INPUT MATERIAL Start Marker

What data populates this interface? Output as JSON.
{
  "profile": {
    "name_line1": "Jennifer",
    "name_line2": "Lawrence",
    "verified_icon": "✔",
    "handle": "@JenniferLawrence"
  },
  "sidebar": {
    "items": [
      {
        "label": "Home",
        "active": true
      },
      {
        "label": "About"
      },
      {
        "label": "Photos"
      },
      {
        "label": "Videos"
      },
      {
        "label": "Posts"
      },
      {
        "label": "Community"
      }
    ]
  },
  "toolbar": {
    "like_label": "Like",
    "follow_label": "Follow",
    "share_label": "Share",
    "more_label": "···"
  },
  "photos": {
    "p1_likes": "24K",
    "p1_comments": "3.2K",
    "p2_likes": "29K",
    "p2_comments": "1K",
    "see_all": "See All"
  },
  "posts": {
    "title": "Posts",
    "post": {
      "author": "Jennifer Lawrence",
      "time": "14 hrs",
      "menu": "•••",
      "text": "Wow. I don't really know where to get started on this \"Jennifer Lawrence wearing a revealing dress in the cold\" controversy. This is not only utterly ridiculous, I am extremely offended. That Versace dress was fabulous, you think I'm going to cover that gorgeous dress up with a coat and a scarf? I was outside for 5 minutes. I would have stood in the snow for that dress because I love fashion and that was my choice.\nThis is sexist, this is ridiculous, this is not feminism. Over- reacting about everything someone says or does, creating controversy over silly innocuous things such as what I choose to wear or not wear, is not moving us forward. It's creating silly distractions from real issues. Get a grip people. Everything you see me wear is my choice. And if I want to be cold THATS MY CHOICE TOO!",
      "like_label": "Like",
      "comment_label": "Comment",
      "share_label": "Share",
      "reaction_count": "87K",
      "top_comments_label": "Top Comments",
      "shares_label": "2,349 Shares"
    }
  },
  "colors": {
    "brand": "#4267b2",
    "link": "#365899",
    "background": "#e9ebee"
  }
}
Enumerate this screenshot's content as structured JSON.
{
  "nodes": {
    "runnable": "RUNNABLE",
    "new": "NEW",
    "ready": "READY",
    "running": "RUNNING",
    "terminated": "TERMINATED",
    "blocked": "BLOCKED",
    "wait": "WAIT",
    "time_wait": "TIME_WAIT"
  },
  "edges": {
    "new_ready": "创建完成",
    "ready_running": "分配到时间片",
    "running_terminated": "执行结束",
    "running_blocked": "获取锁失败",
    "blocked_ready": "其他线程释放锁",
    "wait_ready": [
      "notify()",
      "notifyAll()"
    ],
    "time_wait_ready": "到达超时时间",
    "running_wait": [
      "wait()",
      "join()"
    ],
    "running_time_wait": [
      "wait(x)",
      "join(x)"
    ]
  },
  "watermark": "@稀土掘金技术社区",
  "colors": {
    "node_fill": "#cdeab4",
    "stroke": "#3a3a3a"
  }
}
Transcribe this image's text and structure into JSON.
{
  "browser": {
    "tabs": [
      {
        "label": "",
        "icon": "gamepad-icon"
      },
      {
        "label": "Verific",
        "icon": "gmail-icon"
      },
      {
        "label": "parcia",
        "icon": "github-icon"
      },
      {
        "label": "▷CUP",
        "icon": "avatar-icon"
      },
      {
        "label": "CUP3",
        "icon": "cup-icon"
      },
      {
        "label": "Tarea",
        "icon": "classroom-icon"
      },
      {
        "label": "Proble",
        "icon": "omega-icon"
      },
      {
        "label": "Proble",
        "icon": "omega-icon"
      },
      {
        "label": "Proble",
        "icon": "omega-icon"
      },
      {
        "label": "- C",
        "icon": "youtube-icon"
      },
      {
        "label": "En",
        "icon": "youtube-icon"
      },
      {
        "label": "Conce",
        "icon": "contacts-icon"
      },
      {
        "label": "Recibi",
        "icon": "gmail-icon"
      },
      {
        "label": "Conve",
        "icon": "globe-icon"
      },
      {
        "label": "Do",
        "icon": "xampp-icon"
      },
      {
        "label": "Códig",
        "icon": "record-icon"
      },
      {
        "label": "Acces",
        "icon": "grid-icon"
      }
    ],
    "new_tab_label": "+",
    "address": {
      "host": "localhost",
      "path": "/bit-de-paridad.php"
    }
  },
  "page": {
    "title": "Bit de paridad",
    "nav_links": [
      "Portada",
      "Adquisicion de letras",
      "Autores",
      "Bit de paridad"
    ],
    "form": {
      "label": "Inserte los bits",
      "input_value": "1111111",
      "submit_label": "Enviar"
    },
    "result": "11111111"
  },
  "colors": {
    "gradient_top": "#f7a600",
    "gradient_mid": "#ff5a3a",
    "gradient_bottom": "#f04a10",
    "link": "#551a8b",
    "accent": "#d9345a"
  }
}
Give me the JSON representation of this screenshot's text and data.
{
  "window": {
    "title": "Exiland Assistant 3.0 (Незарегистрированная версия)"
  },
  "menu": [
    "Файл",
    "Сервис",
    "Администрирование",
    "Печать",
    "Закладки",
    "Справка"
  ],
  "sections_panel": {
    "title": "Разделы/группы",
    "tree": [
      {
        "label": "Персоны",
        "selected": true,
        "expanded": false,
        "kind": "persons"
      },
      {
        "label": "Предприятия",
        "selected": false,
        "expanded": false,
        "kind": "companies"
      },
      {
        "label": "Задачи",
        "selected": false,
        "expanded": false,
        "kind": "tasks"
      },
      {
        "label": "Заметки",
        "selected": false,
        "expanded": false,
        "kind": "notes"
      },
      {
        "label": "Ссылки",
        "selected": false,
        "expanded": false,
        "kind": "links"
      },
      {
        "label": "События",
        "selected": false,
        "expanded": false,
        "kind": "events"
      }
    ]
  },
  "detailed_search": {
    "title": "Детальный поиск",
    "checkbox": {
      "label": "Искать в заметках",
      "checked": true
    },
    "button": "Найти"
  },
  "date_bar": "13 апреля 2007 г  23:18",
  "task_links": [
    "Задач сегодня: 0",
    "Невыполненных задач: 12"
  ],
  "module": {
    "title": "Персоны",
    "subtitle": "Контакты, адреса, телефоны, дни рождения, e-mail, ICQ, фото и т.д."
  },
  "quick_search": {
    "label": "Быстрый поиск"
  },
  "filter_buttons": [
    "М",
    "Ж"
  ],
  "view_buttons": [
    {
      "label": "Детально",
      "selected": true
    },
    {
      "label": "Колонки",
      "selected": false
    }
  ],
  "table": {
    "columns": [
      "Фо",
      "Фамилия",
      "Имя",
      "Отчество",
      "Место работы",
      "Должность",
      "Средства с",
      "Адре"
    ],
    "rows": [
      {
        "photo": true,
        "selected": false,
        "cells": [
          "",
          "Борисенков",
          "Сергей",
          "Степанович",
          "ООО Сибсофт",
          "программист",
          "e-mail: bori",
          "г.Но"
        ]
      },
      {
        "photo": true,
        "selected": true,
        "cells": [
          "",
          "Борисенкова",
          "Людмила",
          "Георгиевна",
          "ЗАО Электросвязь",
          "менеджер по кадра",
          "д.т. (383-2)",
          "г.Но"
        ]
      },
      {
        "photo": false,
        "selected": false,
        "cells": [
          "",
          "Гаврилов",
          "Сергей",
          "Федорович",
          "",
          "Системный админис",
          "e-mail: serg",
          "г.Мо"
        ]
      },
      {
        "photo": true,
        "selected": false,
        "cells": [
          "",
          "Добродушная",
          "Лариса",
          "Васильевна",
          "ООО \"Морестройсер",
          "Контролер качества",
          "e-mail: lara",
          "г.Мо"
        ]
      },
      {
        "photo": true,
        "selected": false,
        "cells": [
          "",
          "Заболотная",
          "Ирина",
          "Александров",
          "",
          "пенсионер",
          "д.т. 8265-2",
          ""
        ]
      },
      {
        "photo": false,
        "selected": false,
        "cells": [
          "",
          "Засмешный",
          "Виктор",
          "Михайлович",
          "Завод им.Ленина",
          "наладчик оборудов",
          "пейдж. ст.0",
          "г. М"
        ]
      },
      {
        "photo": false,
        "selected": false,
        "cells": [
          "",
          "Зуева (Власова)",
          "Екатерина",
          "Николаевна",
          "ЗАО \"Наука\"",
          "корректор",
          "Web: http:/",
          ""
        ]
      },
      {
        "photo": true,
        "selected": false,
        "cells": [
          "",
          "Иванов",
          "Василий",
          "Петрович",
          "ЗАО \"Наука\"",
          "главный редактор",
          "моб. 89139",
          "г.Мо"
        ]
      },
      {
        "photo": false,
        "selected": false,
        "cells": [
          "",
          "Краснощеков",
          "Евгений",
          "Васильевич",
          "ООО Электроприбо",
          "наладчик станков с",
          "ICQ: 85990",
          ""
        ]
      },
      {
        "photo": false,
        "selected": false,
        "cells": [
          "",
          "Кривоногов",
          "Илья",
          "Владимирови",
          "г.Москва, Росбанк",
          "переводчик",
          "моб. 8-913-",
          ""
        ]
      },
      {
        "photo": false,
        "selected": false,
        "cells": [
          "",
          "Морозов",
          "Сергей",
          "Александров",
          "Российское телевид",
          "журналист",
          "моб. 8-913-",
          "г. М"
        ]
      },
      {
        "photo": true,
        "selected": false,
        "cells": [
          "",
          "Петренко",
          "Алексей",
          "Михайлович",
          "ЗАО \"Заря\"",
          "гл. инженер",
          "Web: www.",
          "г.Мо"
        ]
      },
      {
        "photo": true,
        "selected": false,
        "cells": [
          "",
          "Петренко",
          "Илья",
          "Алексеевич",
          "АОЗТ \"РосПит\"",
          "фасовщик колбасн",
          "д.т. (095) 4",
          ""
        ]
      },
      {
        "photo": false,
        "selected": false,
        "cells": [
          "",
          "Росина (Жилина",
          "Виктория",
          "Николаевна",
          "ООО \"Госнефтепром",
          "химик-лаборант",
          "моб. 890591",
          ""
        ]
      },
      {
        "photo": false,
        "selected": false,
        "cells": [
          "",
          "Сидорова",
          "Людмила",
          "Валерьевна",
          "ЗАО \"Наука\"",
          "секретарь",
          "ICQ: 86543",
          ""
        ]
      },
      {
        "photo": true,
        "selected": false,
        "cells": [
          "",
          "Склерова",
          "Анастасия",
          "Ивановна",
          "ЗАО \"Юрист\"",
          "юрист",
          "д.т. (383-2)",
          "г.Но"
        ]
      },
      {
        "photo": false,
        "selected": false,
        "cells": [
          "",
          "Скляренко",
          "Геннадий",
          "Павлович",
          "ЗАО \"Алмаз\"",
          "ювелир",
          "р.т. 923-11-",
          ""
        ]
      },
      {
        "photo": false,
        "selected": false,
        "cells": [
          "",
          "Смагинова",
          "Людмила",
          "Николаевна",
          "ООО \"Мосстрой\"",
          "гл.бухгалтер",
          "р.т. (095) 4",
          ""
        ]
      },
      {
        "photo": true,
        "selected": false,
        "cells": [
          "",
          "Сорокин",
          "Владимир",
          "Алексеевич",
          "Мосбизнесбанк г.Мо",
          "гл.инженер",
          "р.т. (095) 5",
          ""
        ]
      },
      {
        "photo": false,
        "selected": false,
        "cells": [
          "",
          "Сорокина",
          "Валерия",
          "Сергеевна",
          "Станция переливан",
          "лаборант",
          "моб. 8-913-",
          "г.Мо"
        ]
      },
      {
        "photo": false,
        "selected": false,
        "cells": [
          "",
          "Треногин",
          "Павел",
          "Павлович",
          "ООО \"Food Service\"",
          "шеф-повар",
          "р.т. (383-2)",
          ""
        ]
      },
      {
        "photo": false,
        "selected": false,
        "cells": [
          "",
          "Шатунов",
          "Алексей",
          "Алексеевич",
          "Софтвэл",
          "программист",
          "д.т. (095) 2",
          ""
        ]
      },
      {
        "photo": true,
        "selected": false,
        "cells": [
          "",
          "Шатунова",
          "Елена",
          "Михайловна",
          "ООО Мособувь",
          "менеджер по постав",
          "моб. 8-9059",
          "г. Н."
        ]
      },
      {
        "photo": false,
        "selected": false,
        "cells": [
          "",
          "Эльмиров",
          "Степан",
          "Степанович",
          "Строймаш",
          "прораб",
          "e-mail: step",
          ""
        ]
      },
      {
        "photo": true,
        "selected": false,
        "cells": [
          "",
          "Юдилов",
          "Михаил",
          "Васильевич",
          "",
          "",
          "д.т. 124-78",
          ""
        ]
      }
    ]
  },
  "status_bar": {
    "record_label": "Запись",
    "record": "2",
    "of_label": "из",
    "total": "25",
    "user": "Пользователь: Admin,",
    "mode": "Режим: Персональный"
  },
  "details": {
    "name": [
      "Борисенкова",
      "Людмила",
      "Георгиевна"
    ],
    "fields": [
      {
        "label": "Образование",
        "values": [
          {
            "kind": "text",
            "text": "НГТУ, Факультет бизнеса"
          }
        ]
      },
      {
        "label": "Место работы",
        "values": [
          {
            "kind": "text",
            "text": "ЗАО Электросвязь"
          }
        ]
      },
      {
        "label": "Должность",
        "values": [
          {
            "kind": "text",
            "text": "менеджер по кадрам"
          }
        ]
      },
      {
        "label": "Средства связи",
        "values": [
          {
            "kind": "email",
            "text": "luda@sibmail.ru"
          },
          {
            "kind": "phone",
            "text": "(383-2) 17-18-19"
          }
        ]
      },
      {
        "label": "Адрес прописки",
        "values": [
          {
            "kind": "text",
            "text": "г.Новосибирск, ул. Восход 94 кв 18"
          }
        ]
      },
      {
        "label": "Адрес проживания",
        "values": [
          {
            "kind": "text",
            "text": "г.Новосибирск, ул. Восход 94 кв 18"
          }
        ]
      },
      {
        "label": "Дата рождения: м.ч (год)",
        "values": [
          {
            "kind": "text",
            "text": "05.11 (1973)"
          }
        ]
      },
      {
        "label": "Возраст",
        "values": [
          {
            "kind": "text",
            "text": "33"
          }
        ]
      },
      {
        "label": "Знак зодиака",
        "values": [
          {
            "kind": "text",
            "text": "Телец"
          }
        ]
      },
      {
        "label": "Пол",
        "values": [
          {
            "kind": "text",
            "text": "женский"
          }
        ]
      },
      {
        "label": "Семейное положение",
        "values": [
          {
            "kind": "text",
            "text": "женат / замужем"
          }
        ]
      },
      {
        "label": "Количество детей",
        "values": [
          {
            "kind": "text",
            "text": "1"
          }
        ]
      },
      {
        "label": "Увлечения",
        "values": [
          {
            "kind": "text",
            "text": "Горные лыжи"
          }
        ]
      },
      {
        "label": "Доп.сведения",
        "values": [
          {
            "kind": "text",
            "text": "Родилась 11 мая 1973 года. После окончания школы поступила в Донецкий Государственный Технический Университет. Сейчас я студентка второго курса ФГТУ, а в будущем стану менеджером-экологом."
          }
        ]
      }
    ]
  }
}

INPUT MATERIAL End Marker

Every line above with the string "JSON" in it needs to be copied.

What data populates this interface? Output as JSON.
Enumerate this screenshot's content as structured JSON.
Transcribe this image's text and structure into JSON.
Give me the JSON representation of this screenshot's text and data.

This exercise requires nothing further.